In the meantime, I see too many families behaving as if wearing masks is just a formality to avoid a fine from the police. Masks have become a fashion accessory for chins, and elbows for most of the people I see around me.

Some wear masks covering their mouths and noses, but not enough. For everyone else, the sun is shining, and there’s no need to keep apart. In the meantime, the virus’ resurgence started in schools, and instead of being horrified, we see school graduation events that cluster kids close together for dances, and photo opportunities.

Outrage doesn’t help. I just feel waves of sadness when I see this, and hope that perhaps there is some sort of magical bubble to protect our friends, and neighbours this time around.

This coronavirus is an insidious thing

This coronavirus is an insidious thing. It separates us at our weakest, and pulls families apart when they desperately need to be together.
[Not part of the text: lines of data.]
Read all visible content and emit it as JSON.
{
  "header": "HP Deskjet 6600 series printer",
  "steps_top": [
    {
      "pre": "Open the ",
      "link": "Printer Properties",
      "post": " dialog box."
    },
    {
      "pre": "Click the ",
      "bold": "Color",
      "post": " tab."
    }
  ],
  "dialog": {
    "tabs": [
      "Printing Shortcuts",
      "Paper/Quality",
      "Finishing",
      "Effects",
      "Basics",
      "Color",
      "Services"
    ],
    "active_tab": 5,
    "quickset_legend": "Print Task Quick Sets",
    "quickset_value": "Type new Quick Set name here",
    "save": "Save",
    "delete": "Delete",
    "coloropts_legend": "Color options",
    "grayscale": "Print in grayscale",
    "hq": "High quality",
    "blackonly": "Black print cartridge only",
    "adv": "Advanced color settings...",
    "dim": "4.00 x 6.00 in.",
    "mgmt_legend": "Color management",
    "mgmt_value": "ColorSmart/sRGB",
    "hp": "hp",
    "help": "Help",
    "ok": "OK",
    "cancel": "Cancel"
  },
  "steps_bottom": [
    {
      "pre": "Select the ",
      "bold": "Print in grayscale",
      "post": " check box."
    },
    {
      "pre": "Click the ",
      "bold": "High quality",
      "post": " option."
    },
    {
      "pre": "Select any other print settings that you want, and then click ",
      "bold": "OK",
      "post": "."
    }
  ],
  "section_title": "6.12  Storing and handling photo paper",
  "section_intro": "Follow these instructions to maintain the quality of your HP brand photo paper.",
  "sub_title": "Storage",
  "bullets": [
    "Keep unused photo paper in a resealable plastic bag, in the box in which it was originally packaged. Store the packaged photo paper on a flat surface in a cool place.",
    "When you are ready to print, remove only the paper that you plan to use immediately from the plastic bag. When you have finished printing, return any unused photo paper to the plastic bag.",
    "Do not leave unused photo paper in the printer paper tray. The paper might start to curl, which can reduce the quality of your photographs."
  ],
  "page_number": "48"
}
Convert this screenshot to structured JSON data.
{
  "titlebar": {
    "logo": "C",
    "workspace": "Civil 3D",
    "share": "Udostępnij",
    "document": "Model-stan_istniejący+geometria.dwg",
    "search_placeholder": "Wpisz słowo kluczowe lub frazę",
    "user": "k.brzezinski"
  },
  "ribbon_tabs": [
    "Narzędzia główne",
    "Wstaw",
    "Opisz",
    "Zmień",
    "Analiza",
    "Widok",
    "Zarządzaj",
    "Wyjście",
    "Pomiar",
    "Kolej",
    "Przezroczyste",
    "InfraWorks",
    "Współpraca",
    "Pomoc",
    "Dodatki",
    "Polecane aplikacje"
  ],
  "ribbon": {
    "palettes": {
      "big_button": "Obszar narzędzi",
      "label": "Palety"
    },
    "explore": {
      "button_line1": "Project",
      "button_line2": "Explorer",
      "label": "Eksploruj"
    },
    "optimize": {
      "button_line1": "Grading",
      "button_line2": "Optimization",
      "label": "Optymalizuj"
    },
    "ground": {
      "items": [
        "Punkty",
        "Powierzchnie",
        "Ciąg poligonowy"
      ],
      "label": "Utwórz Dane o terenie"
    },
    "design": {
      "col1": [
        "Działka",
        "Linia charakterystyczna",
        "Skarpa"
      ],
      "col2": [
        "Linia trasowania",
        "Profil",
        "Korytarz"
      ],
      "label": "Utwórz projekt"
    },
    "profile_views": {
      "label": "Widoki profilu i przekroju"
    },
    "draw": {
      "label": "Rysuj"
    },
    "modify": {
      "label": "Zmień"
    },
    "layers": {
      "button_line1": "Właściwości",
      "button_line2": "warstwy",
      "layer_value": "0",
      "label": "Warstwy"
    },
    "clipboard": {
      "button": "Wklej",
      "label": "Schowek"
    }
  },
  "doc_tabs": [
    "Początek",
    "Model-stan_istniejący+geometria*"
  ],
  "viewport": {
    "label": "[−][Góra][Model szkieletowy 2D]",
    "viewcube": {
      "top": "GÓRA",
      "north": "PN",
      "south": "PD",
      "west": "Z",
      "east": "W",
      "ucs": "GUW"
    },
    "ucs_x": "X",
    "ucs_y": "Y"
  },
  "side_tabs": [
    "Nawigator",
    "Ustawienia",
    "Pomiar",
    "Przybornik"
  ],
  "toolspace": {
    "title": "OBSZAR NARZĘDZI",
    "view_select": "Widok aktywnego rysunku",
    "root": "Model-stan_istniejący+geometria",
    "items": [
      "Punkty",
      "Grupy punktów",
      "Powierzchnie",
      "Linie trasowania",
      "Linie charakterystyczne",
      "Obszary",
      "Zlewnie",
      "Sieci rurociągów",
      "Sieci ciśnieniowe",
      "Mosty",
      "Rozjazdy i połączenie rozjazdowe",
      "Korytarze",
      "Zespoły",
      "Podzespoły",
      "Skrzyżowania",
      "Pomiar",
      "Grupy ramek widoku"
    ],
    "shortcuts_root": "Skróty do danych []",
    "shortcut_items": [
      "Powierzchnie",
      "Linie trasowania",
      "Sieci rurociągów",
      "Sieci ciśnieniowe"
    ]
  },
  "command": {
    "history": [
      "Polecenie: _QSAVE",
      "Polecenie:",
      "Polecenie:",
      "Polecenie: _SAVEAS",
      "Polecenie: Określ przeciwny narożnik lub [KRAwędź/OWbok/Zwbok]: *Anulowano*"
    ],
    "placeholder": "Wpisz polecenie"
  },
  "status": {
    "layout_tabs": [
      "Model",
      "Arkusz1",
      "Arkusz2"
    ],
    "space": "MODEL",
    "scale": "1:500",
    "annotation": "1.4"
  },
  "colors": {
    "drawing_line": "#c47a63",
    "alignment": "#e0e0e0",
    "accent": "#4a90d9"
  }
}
Parents diagnosed with COVID-19 are sequestered into hospital wards, and isolated from their families, fervently hoping/praying for their recovery, fearing that they may not.

I had a terrible thought: Imagine if a child becomes ill, and is isolated in one of these hospital wards. Will their parents be able to visit them, comfort them, or will their child be forced to face the fear of being sick, in a clinical environment, where they could lose their fight, alone?

It’s a truly awful thought, and yet we’re not doing nearly enough to keep our children, and ourselves safe.

When I look around at the people I pass, they don’t seem to have contemplated the nightmare that this virus could visit on them, and their families. Perhaps they don’t want to contemplate it, and prefer to pretend that everything is ok.

A cliché in Israel is the phrase: “הכל בסדר” – “Everything is ok”. It isn’t, and it won’t be for a while yet.


Photo by Andrew Seaman on Unsplash

Categories
Books People

All the races of Middle Earth

I enjoyed this introduction to the various races of Middle Earth:

I’m very tempted to try figure out which of Tolkein’s books delve into the history of Middle Earth, before the events of The Hobbit, and Lord of the Rings.

Well, I know there are earlier books. I have a little research to work out where to start.